Abstract: The Art of Design

Written in a News Writing for Media class I took during the spring 2017 semester.


A photographer, illustrator and graphic designer are some of the subjects of Netflix’s new eight part documentary, Abstract: The Art of Design. The series follows designers while they work and explore, inviting viewers into that process.

The series is unlike any other because there has never been a TV series or film that shows the process artists go through in design. Abstract should be viewed episode by episode as it profiles eight designers each representing different styles and different industries. Tinker Hatfield is the legendary designer behind the Air Jordan sneakers that made the brand what it is today. The photographer who goes by, Platon, is responsible for some of the most iconic photographic images of this generation. Bjarke Ingels’ architecture appears in skylines all over the world.

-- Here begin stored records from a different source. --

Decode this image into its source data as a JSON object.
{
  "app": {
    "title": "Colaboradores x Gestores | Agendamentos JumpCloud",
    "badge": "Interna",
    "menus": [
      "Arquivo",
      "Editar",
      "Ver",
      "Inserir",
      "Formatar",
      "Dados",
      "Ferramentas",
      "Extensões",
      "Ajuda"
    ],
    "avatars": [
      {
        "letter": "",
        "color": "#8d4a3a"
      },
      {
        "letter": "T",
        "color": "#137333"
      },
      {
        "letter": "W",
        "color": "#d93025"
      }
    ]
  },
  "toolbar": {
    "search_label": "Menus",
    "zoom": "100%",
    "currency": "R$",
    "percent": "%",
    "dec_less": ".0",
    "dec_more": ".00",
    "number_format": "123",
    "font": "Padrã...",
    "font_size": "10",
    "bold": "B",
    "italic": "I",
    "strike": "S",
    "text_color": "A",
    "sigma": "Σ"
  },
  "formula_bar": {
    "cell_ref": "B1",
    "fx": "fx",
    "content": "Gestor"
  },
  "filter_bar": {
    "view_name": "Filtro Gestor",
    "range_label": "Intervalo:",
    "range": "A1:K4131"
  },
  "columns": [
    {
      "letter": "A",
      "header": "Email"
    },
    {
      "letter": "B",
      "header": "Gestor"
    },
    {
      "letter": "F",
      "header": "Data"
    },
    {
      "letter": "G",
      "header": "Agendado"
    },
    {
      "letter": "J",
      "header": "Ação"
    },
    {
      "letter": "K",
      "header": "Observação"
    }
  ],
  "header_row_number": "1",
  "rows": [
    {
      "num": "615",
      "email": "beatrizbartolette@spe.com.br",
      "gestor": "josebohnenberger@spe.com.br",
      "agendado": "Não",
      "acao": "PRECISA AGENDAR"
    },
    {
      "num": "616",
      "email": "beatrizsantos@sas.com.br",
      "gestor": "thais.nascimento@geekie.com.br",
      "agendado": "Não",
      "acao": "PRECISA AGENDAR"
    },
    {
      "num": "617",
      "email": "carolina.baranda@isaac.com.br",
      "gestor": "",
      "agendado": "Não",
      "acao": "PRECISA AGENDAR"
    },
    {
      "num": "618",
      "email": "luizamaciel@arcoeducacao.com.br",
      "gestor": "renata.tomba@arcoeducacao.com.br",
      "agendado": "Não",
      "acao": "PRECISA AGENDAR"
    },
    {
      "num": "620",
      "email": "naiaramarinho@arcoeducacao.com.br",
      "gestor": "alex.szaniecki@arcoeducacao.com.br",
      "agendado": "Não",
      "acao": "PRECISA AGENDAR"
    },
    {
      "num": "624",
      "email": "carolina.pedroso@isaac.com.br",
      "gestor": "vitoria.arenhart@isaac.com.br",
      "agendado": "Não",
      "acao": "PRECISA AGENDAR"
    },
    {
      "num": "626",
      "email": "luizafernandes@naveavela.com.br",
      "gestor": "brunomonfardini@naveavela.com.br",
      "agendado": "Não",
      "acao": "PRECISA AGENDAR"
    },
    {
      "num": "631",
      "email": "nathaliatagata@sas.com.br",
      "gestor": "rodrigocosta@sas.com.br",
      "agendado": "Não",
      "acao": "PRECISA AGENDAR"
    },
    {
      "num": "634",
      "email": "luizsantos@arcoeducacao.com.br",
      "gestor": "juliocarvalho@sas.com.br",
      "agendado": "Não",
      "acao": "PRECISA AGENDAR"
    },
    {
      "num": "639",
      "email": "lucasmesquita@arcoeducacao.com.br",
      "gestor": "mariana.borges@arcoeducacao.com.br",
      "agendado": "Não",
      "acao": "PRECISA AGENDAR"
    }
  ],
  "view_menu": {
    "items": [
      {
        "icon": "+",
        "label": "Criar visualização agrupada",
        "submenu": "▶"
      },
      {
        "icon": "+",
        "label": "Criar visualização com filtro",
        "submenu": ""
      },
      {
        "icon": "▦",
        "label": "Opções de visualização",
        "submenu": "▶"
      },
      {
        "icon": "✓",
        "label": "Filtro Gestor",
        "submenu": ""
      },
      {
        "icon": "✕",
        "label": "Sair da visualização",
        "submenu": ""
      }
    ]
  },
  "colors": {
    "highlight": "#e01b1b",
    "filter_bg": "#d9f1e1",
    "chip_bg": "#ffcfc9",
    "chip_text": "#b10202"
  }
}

In the first episode of the series, we see into the world of illustrator and designer Christoph Niemann. Although he doesn’t talk in these terms, what we learn about most in this episode is the creative importance of constraints. Niemann’s thought process about abstraction is of itself a constraint. In episode six, we see into the creative and personal life of Paula Scher, a graphic designer legendary for her innovative use of typography, particularly in logos and brand systems. “Typography is painting with words,” she tells the camera. “That’s my high.” The seventh episode focuses on Greek-British photographer Platon. Although originally trained in graphic design, he is now best known for contributing some of the most iconic images of 21st century world leaders such as Vladimir Putin, Barack Obama and Muammar Gaddafi to publications like Time Magazine.

Each episode does an excellent job at profiling the designers and we are able to hear their perspectives on art and design. The series brings into the mainstream a field which is usually looked down on and put off. Two other positives of Abstract is how filled with color and movement it is. The camera rides in cars and drones up the sides of buildings giving viewers a glimpse of architectural beauty someone crafted.

Viewed from the other side however, in the episodes where the perspective presented is limited, the viewer can feel a lack of insight. This was particularly noticeable in the episodes on stage designer Es Devlin and car designer Ralph Gilles. Emotionally, we have no doubt about their individual excellence but the audience does not learn much about their process, their teams or the bigger picture of their disciplines.

Although the series is about art, design is all around us from the medium which this is read on to the clothes we wear. If you are looking for a new series to Netflix binge on, maybe Abstract: The Art of Design could fulfill your need.